Important aspects of ageing and the availability of support are discussed with implications for self, family, community and for policy makers.Download
Modernisation and urbanisation has come at a cost to Maldivian children, making them more vulnerable to social ills and psychological diseases. Life Skills Education (LSE) has been integrated into the 2014 Maldives National Curriculum as a way to avert the emotional and psychological crises of children growing up in a rapidly changing society. Rather than questioning how this new initiative is introduced within the curriculum and the possible outcomes of the initiative, this paper aims to explore how knowledgeable and prepared the teachers believe they are to teach Life Skills to children.
A cross sectional survey was completed by 186 teachers of two schools of Male’, Maldives. Life Skills Education has been taught in some form in both schools since 2004. Four factors linked to teacher preparedness were analysed, namely: (1) teachers’ attitude to LSE; (2) teachers’ motivation to implement LSE; (3) teachers’ perceived professional mastery; and (4) participation in ongoing professional development, all of which have direct impact on successful implementation of Life Skills Education. All four factors have strong correlation to successful implementation of Life Skills Education. Only 13% of the teachers in this study indicated that they believed they had the capacity to deliver Life Skills Education in the curriculum fully.

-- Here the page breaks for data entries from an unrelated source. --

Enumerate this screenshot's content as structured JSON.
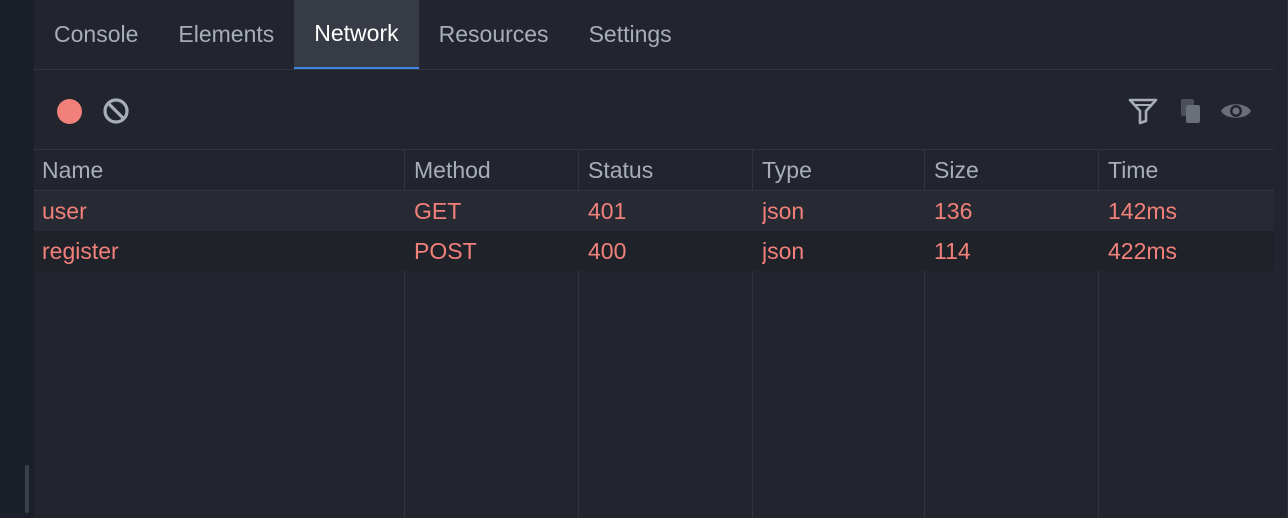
{
  "tabs": [
    {
      "label": "Console"
    },
    {
      "label": "Elements"
    },
    {
      "label": "Network"
    },
    {
      "label": "Resources"
    },
    {
      "label": "Settings"
    }
  ],
  "active_tab": "Network",
  "toolbar": {
    "left_icons": [
      "record-icon",
      "clear-icon"
    ],
    "right_icons": [
      "filter-icon",
      "copy-icon",
      "eye-icon"
    ]
  },
  "table": {
    "columns": [
      "Name",
      "Method",
      "Status",
      "Type",
      "Size",
      "Time"
    ],
    "rows": [
      {
        "name": "user",
        "method": "GET",
        "status": "401",
        "type": "json",
        "size": "136",
        "time": "142ms"
      },
      {
        "name": "register",
        "method": "POST",
        "status": "400",
        "type": "json",
        "size": "114",
        "time": "422ms"
      }
    ]
  },
  "colors": {
    "accent": "#3f86e8",
    "error_text": "#f2807a",
    "panel_bg": "#22252d",
    "header_text": "#a7adb9"
  }
}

This study identified the urgent need for LSE to be incorporated into initial teacher training and for policy makers and school leaders to ensure that teachers have ongoing effective support to develop life skills of vulnerable children who live in challenging home environments.Download
This paper presents findings of a case study of the regulatory framework of quality assurance (QA) in higher education in the Maldives. For this study, a systems approach was adopted to capture a holistic perspective of the various key elements and their relationships to each other to investigate the effectiveness of the regulatory framework in the quality assurance system. The data collection consisted of document analysis and interviews with four key stakeholder groups. Some of the unique challenges in developing and establishing a fully-functioning regulatory mechanism of quality assurance for higher education in the Maldives include lack of independence of the system from the Ministry of Education and influence of other key stakeholders on the decision making process of the quality assurance system. Absence of a legal mandate to ensure that outcomes of regulatory processes are accepted by the government, the public and the higher education system is unique to the Maldives where the quality assurance system has been in operation since 2010, while it holds no legal status or independence. Whilst the case study is situated in the Maldives, it provides a useful reference for policy makers, practitioners and professionals in other small states.Download